As EU leaders became the latest group to join the coalition of the public and Conservative and Labour MPs to categorically express opposition to the Chequers proposals, the Institute for Economic Affairs launched their alternative, Plan A+ proposals, which redresses the faults of the Chequers proposals in delivering a Brexit that sees the UK take back control of its laws, borders and money.
It is worth noting that the Government’s Chequers proposals are riddled with pitfalls. In summary it retains membership of the single market for goods and agri-foods through its Common Rulebook, it rewords existing freedom of movement rules for a future mobility framework, and, through its commitment to continued UK membership of a swathe of EU agencies, a continued role for the European Court of Justice.
Therefore, in pursuit of an alternative that does not compromise on the wish of 17.4 million people for the UK to take back control of its laws, borders and money, the IEA’s Plan A+ models a future UK-EU relationship on an enhanced version of the EU-Canada CETA agreement. In doing so, the UK under the plan would regain a fully independent trade and regulatory policy for the first time in over forty years and would thus provide Britain the means to maximise the opportunities that Brexit brings.
On agriculture, Plan A+ does not commit to a Common Rulebook as Chequers outlines, but rather proposes to scrap quotas and tariffs on produce not produced in the UK, thereby allowing for cheaper produce to be imported to the UK from the rest of the world.
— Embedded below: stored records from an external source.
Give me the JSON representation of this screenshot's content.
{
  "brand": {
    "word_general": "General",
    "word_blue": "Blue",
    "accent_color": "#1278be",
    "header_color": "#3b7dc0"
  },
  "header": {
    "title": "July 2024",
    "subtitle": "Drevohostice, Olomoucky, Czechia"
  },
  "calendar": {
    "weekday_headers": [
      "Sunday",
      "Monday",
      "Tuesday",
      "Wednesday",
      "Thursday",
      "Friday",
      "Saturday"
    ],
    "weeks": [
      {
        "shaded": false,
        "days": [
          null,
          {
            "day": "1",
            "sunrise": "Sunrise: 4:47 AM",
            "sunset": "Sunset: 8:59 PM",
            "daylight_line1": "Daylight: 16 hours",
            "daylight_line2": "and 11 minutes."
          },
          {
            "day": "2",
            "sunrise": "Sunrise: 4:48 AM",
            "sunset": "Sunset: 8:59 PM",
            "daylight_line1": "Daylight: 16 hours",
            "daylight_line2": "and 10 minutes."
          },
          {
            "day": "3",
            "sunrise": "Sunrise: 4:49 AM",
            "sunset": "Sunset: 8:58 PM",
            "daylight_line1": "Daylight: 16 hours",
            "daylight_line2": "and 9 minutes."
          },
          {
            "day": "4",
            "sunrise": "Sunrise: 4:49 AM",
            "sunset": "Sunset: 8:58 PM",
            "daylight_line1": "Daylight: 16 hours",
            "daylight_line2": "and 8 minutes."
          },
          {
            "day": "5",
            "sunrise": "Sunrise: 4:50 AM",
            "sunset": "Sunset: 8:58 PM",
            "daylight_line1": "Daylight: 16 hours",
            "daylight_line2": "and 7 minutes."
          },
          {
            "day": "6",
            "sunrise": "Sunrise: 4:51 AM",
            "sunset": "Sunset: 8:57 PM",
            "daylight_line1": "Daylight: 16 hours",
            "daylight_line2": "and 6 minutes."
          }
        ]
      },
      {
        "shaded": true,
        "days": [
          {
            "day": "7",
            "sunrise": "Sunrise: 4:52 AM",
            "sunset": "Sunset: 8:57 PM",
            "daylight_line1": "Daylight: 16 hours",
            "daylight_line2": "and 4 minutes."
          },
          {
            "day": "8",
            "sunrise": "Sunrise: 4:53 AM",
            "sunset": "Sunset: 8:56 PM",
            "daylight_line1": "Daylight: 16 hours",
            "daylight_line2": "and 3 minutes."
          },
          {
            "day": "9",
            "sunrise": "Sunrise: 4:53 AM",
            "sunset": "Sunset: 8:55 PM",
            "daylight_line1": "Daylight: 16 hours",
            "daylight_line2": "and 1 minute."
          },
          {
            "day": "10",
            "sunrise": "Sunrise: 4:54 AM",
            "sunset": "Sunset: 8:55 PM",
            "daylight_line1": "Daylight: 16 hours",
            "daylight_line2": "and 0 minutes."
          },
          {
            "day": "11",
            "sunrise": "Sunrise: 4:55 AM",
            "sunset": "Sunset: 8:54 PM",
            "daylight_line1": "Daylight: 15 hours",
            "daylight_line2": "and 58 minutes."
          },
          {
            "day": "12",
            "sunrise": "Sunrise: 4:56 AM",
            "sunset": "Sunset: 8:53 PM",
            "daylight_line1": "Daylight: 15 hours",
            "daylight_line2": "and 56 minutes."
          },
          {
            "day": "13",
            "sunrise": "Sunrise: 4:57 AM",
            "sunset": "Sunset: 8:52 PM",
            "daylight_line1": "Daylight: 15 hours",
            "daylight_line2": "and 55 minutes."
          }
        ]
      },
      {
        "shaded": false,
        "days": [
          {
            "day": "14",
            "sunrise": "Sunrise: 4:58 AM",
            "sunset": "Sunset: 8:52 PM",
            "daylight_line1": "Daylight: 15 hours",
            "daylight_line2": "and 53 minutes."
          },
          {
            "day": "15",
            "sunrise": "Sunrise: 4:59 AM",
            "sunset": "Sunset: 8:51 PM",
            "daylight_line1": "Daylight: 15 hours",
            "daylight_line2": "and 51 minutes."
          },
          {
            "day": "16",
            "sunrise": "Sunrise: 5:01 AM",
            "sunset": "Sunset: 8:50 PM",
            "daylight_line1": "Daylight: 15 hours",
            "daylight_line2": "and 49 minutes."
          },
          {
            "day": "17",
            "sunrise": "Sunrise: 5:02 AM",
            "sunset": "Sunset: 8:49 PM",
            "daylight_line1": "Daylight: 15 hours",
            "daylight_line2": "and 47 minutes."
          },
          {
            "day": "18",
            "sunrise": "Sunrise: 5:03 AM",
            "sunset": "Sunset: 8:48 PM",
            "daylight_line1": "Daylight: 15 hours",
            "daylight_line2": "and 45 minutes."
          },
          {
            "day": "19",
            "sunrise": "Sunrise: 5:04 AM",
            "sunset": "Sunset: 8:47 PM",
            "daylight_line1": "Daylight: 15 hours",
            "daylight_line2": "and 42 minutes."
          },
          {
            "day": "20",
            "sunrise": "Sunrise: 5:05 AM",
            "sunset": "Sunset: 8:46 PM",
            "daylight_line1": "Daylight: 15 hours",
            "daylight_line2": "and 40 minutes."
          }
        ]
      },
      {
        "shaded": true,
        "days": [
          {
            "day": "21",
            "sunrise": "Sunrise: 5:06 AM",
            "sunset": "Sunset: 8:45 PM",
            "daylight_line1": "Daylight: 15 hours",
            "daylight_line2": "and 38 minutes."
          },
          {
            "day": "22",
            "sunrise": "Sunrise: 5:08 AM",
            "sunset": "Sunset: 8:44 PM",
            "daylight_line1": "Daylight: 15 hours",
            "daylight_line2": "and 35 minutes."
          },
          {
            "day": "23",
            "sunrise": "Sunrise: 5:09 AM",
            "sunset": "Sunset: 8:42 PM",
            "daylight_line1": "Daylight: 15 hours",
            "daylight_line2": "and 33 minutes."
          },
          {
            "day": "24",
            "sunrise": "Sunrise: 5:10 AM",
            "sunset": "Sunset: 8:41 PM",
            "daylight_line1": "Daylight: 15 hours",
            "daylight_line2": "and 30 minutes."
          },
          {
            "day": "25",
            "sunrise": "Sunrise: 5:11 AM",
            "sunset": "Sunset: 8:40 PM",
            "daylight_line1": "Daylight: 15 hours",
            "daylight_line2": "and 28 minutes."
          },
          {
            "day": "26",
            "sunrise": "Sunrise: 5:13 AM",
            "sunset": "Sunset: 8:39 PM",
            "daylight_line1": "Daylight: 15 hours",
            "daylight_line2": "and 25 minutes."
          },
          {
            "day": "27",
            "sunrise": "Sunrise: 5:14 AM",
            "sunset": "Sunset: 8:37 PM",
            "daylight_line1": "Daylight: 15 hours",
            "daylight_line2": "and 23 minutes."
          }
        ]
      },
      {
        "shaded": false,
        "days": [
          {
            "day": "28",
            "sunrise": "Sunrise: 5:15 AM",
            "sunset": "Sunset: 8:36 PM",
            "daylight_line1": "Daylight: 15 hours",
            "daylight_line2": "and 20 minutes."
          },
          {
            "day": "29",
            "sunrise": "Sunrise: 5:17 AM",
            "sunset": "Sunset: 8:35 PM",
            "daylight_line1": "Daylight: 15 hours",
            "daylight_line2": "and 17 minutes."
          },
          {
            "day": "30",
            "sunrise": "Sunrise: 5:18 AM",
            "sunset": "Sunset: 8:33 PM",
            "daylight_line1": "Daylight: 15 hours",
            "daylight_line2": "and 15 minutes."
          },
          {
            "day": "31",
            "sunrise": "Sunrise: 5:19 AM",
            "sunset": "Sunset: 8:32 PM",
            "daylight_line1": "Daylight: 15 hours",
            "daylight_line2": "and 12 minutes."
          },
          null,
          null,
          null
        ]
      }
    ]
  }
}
This is assisted by a strategy to gradually liberalise tariffs, breaking down the protectionist barriers that inhibit increased volumes of trade and would likely have the consequence of further reducing prices and increasing choices for consumers.
Plan A+ adopts a similar approach to fisheries where tariffs would be lowered for seafood originating from outside UK waters, ensuring that prices are reduced, consumer choice increased and that British fisherman and are protected.
A pragmatic approach that does not compromise on the UK’s objectives to Brexit is necessary. Certainly, Plan A+ recognises that where EU agencies benefit the UK, mitigate against disruption and allow for the UK to retain control should see continued UK participation. One such example is the European Civil Aviation Authority (ECAA). Plan A+ proposes the UK remains a member of the agency as it would prevent any disruption to flights and aviation but yet not infringe on Britain’s ability to govern its airspace.
Further pragmatism can be observed in Plan A+’s proposals on immigration. Unlike Chequers, which commits to a rewording of existing freedom of movement rules, the IEA’s plan suggests a non-discriminatory skills-based policy to allow UK businesses to continue to have the wide scope of attracting the best talent and the highly skilled to contribute to Britain’s future outside the European Union.
Whether the prospect Britain changing its course in abandoning Chequers is uncertain, it is beyond question that the alternative Plan A+ delivers on the wishes of 17.4 million voters with its clear intention to agree a comprehensive free trade agreement with the EU, regain control over an independent trade and regulatory policy, but most saliently, reassert Parliament’s control over laws, borders and money.